Mergers and Acquisitions
¨The speed of innovation in the security industry is faster than any single vendor can possibly achieve or fund by themselves,〃 said Fullerton. ¨Advances are being developed too rapidly from many sectors and new areas of expertise for one company alone to be able to keep up. This is why new collaborations and partnerships are occurring, as well as the mergers and acquisitions that we see taking place.〃
¨ There have been two very important acquisitions this year,〃 Ful ler ton cont inued. One, was Schneider Electricˇs acquisition of Pelco. This definitely underscores the strong consolidation in the traditional sector of the security market. The second was the acquisition of BroadWare Technologies by Cisco. ¨This has strengthened the belief that IP video and IP-based security management are the future.〃

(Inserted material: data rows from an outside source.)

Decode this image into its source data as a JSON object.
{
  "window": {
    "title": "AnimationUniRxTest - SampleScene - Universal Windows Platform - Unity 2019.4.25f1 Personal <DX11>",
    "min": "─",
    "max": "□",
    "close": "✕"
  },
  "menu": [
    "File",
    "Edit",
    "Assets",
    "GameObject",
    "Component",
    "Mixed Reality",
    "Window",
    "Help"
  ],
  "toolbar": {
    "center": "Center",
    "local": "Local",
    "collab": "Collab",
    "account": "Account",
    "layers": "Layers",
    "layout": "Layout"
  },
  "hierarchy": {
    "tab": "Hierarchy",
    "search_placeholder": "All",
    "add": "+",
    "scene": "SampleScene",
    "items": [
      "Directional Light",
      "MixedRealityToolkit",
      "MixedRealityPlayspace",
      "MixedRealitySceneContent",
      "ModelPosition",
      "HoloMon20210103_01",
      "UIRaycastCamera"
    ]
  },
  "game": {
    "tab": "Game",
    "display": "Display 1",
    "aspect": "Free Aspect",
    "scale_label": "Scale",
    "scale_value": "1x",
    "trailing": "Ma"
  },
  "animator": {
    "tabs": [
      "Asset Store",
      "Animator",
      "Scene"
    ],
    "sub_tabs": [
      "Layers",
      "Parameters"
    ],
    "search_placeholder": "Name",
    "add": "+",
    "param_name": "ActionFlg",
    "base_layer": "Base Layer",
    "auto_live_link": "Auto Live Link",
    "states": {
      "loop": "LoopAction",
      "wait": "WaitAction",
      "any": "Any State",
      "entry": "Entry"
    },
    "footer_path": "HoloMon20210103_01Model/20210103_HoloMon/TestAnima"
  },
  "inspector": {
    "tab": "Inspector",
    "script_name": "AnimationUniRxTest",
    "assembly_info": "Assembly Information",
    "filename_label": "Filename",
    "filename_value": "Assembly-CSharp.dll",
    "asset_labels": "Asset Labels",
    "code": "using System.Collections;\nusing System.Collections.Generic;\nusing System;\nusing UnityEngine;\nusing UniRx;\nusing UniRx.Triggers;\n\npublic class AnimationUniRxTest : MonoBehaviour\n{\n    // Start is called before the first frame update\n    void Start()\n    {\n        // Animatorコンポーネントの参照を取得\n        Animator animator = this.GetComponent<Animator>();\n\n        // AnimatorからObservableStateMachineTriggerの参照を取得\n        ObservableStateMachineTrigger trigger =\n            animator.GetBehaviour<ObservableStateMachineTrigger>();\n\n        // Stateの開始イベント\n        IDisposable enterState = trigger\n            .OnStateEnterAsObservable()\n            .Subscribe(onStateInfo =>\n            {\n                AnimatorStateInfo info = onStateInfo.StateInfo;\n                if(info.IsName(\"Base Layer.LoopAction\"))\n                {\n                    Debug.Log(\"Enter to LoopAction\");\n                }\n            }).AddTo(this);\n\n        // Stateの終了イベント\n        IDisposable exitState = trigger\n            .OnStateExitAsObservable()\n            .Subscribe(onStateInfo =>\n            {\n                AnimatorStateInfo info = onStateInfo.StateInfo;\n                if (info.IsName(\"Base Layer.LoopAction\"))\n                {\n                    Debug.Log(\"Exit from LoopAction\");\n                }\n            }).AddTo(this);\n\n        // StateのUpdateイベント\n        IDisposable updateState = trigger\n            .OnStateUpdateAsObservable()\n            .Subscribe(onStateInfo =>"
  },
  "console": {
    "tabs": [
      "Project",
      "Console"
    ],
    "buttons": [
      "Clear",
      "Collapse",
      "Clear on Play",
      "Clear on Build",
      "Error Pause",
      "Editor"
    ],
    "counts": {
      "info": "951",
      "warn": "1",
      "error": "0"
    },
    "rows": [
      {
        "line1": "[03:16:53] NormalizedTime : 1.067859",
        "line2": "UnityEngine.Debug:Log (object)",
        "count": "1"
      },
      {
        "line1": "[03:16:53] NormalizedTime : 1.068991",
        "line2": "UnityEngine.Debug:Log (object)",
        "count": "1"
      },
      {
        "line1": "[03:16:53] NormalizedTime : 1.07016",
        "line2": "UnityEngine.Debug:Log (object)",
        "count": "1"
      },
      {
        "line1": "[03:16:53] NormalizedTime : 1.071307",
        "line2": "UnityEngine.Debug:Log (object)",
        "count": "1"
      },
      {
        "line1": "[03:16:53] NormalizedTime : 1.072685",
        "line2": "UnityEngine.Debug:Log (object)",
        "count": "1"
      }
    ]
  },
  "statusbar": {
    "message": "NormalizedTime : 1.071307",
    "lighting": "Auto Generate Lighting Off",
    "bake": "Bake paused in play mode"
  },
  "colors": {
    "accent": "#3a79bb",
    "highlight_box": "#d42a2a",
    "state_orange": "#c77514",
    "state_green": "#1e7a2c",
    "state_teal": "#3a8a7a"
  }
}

2007 also saw Pelcoˇs company figures made public for the first time, added Laurin. According to Gren, the newly merged company will become a significant player in the market after overcoming significant initial challenges.
Other important mergers and acquisitions were the purchase of Rentokil Initialˇs Initial Electronic Security Group (IESG) by UTC Fire and Security; and the merging of Bioscrypt and A4Vision, which buttressed its penetration of three-dimensional facial recognition systems. Finally, Honeywell acquired ActiveEye and HID Global bought Integrated Engineering.